→ What you should do
At the line containing "Enumerate this screenshot's", begin an exact copy, and continue through the last line of the entries below. Leave out any pictures.

[Source data]

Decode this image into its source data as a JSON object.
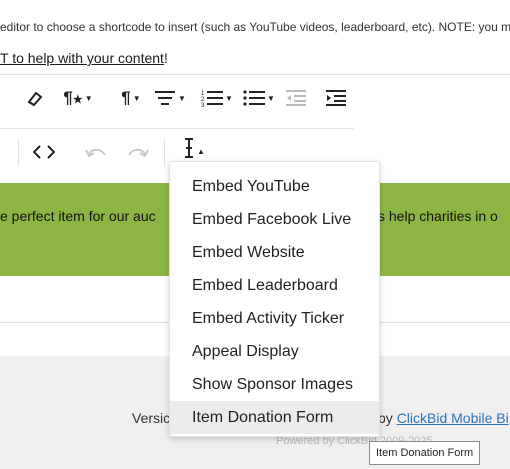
{
  "instructions": {
    "text": "editor to choose a shortcode to insert (such as YouTube videos, leaderboard, etc). NOTE: you m",
    "help_link": "T to help with your content",
    "help_suffix": "!"
  },
  "banner": {
    "text_left": "e perfect item for our auc",
    "text_right": "s help charities in o",
    "color": "#8db543"
  },
  "footer": {
    "version_label": "Versic",
    "by_label": "by ",
    "link_text": "ClickBid Mobile Bi",
    "powered": "Powered by ClickBid 2009-2025",
    "link_color": "#2a75b8"
  },
  "toolbar": {
    "row1": [
      "eraser-icon",
      "paragraph-style-icon",
      "paragraph-icon",
      "align-icon",
      "ordered-list-icon",
      "unordered-list-icon",
      "outdent-icon",
      "indent-icon"
    ],
    "row2": [
      "code-view-icon",
      "undo-icon",
      "redo-icon",
      "shortcode-cursor-icon"
    ]
  },
  "shortcode_menu": {
    "items": [
      "Embed YouTube",
      "Embed Facebook Live",
      "Embed Website",
      "Embed Leaderboard",
      "Embed Activity Ticker",
      "Appeal Display",
      "Show Sponsor Images",
      "Item Donation Form"
    ],
    "highlighted": "Item Donation Form"
  },
  "tooltip": {
    "text": "Item Donation Form"
  }
}
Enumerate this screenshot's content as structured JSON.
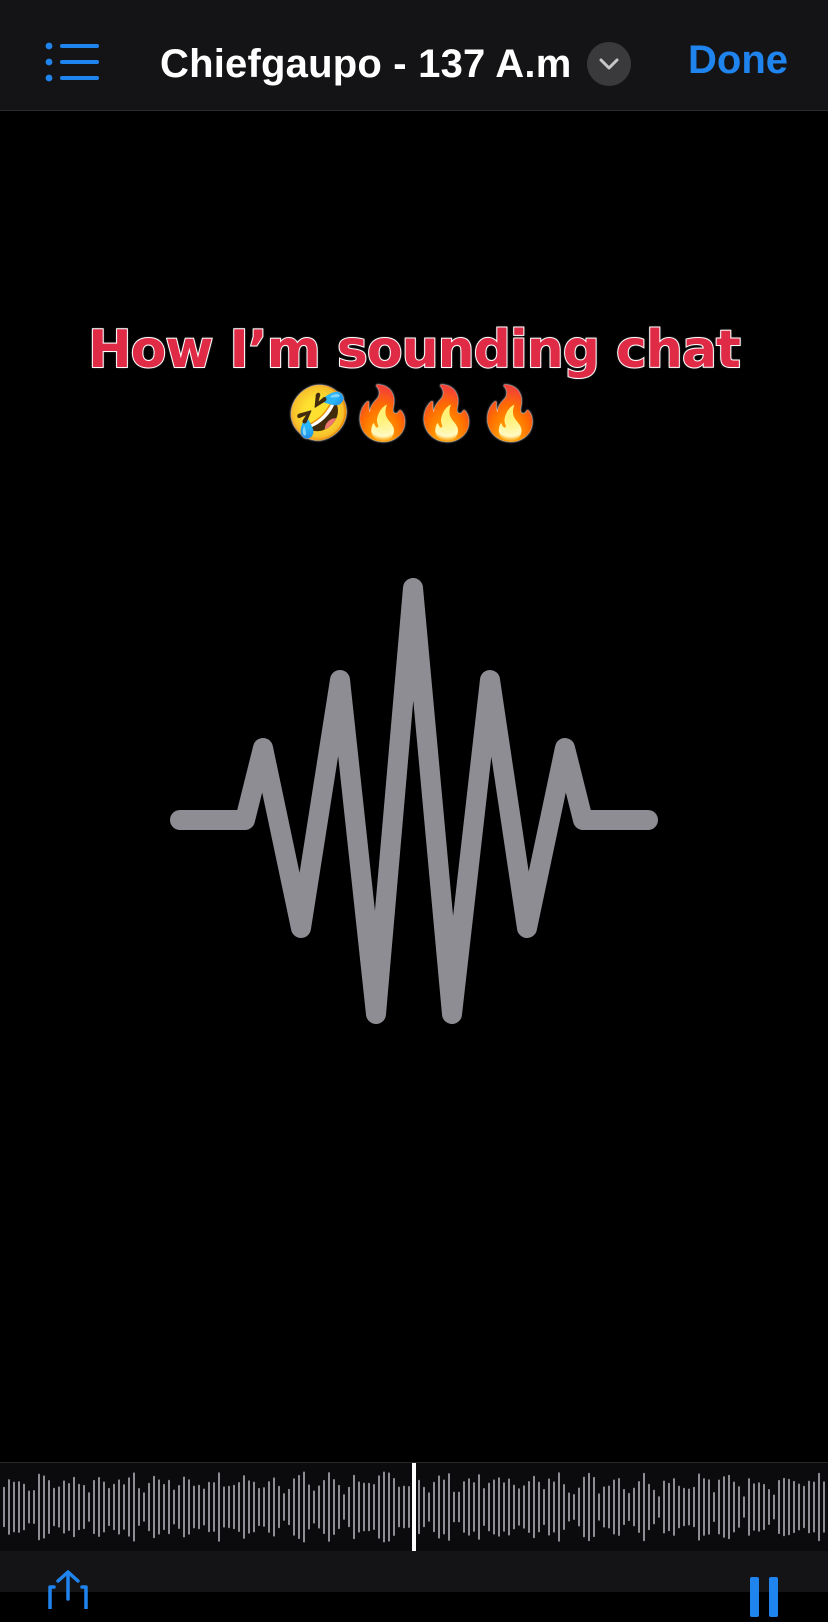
{
  "nav": {
    "title": "Chiefgaupo - 137 A.m",
    "done_label": "Done"
  },
  "caption": {
    "text": "How I’m sounding chat🤣🔥🔥🔥"
  },
  "icons": {
    "list": "list-bullet-icon",
    "title_menu": "chevron-down-icon",
    "waveform": "waveform-icon",
    "share": "share-icon",
    "pause": "pause-icon"
  },
  "playback": {
    "progress": 0.5
  },
  "colors": {
    "accent": "#1f84ee",
    "caption_fill": "#e02b47",
    "waveform": "#8e8d93"
  }
}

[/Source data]

→ Exercise output
Enumerate this screenshot's content as structured JSON.
{
  "nav": {
    "title": "Chiefgaupo - 137 A.m",
    "done_label": "Done"
  },
  "caption": {
    "text": "How I’m sounding chat🤣🔥🔥🔥"
  },
  "icons": {
    "list": "list-bullet-icon",
    "title_menu": "chevron-down-icon",
    "waveform": "waveform-icon",
    "share": "share-icon",
    "pause": "pause-icon"
  },
  "playback": {
    "progress": 0.5
  },
  "colors": {
    "accent": "#1f84ee",
    "caption_fill": "#e02b47",
    "waveform": "#8e8d93"
  }
}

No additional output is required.